There was an optional trip on Thursday, before the conference started, to visit the winery and taste some wines. It was a lot of fun and everyone was treated to a tour, wine samples, and accompanying food pairings. But one of the best surprises of the event, was that each attendee was presented with a complimentary copy of Chateau Ste. Michelle Culinary Director John Sarich’s cookbook, Chef in the Vineyard: Fresh & Simple Recipes from Great Wine Estates to take home. I’ve already made one recipe from it (my adaption posted below).
In addition, John Sarich of Chateau Ste. Michelle also presented a session at the conference: Food & Wine – practical advice for pairing wine and food, from classic pairings to unexpected surprises.
I attended that (part of a wine tasting double-header along with Wine & Writing: Live Blogging – An Exercise in Writing with Bordeaux Wines right before). During this Chateau Ste. Michelle presentation, I learned a couple of interesting things:
1. Old world grapes . . . → Read More: IFBC 2013 in Seattle, Chateau Ste. Michelle + Asian Honey Spiced Salmon
Well. Like the rest of the west, we are having a bit of a heatwave here. Which isn’t that surprising I guess because it is summer, but it is still Portland, so yeah, I am honestly a bit surprised. When the weather is all hot, gross, and annoying outside, this is a great dinner option. Aside from cooking the sorghum (which you can do in the morning, when it’s still cool), the only heating involved is to quickly sear the tuna.

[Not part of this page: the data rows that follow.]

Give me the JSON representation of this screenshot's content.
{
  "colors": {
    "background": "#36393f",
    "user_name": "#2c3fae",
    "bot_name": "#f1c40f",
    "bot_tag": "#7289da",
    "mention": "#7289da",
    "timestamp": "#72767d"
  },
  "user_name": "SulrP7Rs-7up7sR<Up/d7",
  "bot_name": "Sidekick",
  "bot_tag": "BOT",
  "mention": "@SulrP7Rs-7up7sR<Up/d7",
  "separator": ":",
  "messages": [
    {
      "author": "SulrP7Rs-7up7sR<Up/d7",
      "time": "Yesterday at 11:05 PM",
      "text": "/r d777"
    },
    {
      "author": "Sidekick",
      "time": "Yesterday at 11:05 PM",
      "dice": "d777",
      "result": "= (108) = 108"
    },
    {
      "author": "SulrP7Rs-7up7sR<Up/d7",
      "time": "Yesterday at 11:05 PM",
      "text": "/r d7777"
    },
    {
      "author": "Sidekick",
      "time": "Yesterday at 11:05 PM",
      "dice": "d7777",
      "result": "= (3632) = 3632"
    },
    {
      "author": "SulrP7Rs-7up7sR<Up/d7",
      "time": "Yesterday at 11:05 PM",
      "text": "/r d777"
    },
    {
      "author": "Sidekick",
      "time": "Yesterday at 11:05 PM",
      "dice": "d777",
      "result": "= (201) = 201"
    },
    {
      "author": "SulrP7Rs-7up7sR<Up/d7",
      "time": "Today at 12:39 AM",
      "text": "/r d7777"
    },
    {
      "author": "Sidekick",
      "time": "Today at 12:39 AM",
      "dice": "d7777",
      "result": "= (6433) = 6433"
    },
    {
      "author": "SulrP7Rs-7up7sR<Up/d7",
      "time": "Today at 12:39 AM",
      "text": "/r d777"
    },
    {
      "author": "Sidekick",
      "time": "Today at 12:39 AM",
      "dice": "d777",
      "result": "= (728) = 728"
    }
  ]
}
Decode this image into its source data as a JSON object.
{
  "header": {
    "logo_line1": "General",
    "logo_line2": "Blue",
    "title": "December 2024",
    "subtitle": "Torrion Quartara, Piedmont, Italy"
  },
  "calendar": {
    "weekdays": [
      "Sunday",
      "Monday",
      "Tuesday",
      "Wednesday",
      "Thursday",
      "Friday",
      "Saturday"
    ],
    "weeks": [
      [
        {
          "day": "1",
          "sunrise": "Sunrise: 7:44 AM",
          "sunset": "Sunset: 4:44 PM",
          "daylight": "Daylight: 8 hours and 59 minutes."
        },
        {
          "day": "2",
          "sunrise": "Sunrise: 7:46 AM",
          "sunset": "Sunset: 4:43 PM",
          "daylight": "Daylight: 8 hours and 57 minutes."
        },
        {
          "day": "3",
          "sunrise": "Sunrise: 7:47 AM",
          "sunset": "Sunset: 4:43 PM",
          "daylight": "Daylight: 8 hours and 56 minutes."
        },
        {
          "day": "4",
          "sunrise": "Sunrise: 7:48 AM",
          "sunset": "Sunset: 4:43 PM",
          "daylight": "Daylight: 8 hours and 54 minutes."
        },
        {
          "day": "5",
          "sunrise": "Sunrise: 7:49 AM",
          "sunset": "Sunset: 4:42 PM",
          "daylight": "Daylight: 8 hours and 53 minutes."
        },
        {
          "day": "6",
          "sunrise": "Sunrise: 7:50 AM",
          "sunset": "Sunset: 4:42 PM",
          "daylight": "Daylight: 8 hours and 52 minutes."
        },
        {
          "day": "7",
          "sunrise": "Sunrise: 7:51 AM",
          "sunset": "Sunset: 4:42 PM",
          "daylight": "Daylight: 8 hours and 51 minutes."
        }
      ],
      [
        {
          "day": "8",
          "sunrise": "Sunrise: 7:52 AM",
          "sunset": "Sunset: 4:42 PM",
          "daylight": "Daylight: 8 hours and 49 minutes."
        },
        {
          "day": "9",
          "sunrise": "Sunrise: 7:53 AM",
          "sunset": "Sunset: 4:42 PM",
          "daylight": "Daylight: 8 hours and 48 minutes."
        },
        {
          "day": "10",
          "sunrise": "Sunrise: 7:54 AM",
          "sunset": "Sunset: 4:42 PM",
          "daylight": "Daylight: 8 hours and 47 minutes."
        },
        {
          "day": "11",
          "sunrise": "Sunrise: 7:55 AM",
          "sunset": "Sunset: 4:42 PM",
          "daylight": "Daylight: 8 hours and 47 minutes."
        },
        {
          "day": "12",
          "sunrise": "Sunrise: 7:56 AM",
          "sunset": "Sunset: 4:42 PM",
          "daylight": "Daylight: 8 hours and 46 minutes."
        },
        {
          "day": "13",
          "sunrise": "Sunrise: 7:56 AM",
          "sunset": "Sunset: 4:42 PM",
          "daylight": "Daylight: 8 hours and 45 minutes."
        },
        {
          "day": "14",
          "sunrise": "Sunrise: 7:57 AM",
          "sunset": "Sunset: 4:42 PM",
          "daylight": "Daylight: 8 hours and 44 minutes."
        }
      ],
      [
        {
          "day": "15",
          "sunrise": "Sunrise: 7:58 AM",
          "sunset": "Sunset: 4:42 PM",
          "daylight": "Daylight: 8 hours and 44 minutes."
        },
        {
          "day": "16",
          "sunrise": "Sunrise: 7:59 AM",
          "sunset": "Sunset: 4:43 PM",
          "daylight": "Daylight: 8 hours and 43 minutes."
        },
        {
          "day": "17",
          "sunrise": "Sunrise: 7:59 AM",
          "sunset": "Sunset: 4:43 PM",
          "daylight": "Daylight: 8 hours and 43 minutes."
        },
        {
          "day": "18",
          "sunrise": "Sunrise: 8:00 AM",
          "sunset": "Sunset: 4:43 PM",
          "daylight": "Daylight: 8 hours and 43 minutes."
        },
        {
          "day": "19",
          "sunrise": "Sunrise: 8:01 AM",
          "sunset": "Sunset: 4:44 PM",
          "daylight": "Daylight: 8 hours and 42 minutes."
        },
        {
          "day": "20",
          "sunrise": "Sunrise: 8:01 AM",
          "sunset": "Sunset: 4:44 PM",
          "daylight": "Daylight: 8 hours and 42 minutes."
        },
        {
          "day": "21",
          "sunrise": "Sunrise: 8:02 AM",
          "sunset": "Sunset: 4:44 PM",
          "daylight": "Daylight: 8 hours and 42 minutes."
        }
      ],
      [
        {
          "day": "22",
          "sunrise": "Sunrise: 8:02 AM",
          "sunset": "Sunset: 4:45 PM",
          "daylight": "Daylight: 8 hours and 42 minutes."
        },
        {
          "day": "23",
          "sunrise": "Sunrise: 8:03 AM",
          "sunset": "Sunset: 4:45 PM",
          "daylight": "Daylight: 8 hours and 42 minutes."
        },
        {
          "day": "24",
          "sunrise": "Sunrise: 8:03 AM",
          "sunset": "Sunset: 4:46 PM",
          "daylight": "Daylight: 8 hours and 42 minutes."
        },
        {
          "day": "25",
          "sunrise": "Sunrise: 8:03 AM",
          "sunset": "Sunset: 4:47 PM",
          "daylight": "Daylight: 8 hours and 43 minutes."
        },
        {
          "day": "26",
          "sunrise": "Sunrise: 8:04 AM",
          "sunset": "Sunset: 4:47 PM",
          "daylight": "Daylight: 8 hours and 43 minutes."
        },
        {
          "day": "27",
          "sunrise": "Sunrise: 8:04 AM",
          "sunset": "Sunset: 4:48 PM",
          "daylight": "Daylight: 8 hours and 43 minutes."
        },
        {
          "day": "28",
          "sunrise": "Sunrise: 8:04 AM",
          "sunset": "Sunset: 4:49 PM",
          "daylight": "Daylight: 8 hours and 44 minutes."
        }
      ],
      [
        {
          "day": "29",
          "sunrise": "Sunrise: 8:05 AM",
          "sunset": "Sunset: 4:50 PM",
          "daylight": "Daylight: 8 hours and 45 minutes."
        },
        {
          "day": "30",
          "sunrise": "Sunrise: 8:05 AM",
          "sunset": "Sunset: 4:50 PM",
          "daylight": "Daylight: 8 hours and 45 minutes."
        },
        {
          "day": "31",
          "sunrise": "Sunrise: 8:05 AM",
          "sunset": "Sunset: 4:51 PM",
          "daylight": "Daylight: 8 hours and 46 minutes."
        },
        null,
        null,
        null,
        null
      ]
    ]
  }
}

Sorghum (also called Milo) is a fun little ancient whole grain that, “was collected 8000 years ago in Southern Egypt, in a place called Nabta Playa. Sorghum was domesticated in Ethiopia and Sudan and from there moved throughout all of Africa, where it remains an important cereal grain.” (Whole Grains Council). It is also gluten free if that’s the sort of thing that matters to you.

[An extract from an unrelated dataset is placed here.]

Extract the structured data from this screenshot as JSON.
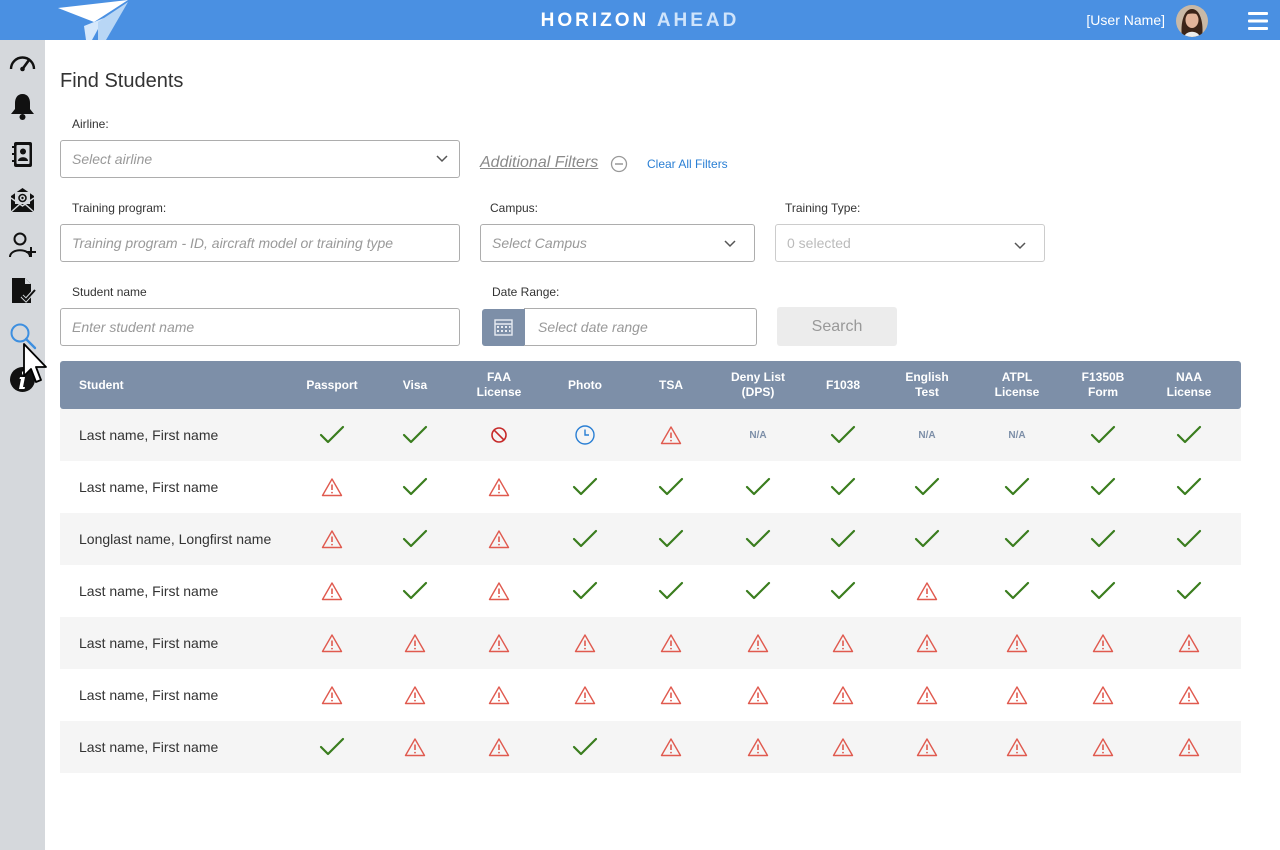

Now, if you don’t have any sorghum (but you really should — it’s easily found nowadays at Whole Foods, plus New Seasons and probably even Fred Meyer in the pdx area), you could easily substitute quinoa or even brown rice for the salad. And . . . → Read More: Sorghum Sushi Salad with Seared Tuna and Avocado
After a short vacation (and a short blog hiatus) I am back. Hooray! And to ease back into the non-vacation existence, I’ve decided to ease back into the blog with an easy, tasty recipe for a great vegetable side dish.
Sugar snap peas have suddenly become my go-to recipe for a quick side dish. I can’t believe I went mumble-mumble years kind of not really liking them much. I think it was just a matter of finding the right thing to do with snap peas. Adapted from Mark Bittman, I just streamlined this recipe a bit for me, and my style of cooking and my tastes. Which, in my mind, is mostly what recipes are for anyway — a starting point.
Just stir-fry snap peas, add ginger and garlic, and finish with a little sesame oil, soy sauce and wasabi. Done.
Quick Stir-Fried Sugar Snap Peas with Garlic, . . . → Read More: Quick Stir-Fried Sugar Snap Peas with Garlic, Ginger, and Wasabi
I came across this post on The Kitchn last year and pretty much went right home and made the cabbage right away that first evening (and many times since). I’ve always roasted it in the oven instead of grilling and I’ve found that it works very well ithat way. It’s funny, I’ve never really been a big fan of cabbage but this recipe just really works, you know? Kind of like how roasting brussels sprouts will turn those haters into huge fans — same thing here.
We’ve had this roasted cabbage before as a side for grilled tuna or even just as a snack. The other night I tried adding it to udon noodles and it was delicious — the dressing works as a great, spicy sauce for the noodles.
My head of cabbage was quite small (about 12 oz), so it was easily divided between two people. If you have a larger head (most likely) and are only making two servings, feel free to use either a half or even a quarter of the cabbage for this recipe. Or make it all with more noodles, and have . . . → Read More: Roasted Cabbage with Udon Noodles, Mushrooms and Cilantro-Lime Dressing